Why does the market in beer differ so much from popular opinion? Experts say that fizzy lagers aren’t very good, but they dominate the market.
A lot of economists call this the problem of QWERTY. The QWERTY keyboard is not the most efficient layout, but it is what everyone is accustomed to, and so it remains dominant. The best ideas don’t always win in the market place.
Back when Prohibition was repealed, there was a lot more variety and flavor in beer, but America had a fascination with better refrigeration technology and lighter beers. The brewing industry trade journals were full of complaints that beer was being served too cold, and nobody could taste it. But that was what the public wanted, and, over time, people lost the sense of what beer used to be. Consistency and standardization became more important than quality. We used to have good cheese and good bread, too, but Wonder Bread and Kraft American wound up dominating those markets, too.
What trends do you see in the beer industry for the future?
Well, I don’t want to homogenize the beer market the way economists used to. But the biggest thing will be the dominance of Asia. That’s where the mega-brewers will battle, and that will be huge.
In the craft beer world, I think we will see a lot of collaboration and growth in Europe and the United States. It’s already happening, and I think it will continue to grow. Italy is developing a tremendous craft beer culture, but it’s just beginning to emerge from under the wine industry. There are great beers being brewed everywhere, and appreciation and awareness keep on growing. It’s a great time to be a beer drinker.
Last question — what’s the most you’ve ever paid for a beer?
You know, I don’t really spend big money on beer, because my work allows me to go to Europe and Asia at least once every year. So I get to drink these tremendous beers where they are brewed, and they aren’t that expensive. I tasted these great Italian beers in little towns in Italy, then I found them in Chicago for $70 per bottle. There’s always something good around at a reasonable price. As an economist, I’m going to find a good value. As a beer drinker, I know there’s always something new to try.

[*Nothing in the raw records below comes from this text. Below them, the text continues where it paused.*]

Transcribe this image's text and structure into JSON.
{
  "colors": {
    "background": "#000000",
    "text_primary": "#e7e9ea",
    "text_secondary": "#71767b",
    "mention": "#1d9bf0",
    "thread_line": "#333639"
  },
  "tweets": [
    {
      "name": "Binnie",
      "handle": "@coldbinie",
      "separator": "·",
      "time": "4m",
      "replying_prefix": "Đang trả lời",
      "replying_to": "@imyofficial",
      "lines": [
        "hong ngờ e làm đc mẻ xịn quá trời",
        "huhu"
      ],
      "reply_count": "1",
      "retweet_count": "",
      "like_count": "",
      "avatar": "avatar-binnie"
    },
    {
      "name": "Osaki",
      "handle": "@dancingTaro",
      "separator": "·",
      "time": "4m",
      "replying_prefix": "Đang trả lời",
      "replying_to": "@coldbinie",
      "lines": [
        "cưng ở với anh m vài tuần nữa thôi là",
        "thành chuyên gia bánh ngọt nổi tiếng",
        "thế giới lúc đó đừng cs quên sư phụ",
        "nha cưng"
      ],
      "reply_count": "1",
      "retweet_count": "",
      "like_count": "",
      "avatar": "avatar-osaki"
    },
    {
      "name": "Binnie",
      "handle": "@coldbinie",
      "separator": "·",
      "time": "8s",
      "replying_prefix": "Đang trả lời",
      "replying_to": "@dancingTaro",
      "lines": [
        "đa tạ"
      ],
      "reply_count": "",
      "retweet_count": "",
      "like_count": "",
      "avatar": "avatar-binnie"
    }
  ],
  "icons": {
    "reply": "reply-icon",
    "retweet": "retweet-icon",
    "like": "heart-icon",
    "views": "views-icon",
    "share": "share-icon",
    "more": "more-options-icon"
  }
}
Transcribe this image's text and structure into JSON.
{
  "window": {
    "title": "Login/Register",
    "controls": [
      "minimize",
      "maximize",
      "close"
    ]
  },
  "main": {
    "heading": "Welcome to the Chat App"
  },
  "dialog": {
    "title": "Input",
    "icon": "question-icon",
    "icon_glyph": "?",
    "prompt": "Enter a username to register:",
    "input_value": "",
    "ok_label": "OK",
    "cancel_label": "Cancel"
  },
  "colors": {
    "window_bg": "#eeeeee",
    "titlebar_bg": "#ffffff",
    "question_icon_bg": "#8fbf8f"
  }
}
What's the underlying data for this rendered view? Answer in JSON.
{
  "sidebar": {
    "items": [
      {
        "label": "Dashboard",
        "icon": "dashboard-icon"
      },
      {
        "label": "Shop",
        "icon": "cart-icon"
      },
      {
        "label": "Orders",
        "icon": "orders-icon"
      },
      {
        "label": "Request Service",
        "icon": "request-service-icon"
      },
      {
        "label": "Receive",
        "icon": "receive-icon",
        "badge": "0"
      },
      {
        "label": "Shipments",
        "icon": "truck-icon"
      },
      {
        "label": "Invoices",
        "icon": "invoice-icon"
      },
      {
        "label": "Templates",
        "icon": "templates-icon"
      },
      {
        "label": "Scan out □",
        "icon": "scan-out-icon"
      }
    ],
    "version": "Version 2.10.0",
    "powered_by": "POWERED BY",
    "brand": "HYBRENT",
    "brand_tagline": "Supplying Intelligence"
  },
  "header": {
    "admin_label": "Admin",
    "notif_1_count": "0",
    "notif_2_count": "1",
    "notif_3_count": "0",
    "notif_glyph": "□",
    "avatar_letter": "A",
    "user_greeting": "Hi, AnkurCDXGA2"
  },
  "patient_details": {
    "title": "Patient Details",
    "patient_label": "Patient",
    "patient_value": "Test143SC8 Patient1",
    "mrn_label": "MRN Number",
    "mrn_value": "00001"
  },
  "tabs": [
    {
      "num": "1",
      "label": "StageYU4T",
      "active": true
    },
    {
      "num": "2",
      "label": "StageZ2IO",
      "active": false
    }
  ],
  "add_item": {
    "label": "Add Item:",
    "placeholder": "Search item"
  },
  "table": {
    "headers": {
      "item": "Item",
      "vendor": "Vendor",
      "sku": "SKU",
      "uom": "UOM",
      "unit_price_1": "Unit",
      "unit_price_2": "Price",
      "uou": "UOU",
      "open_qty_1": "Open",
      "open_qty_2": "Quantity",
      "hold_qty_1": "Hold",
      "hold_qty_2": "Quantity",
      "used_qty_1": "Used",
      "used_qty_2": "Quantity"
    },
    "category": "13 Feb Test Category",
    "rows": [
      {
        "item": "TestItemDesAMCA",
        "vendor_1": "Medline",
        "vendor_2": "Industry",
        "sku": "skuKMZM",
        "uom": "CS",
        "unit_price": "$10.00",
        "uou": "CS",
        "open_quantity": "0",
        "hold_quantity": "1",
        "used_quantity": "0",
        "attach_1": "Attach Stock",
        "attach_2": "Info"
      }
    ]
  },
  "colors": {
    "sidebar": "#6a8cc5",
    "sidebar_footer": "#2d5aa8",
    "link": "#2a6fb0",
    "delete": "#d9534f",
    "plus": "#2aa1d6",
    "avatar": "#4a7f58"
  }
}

Perhaps Martin Stack isn’t the smartest beer drinker in Kansas City. But perhaps he is.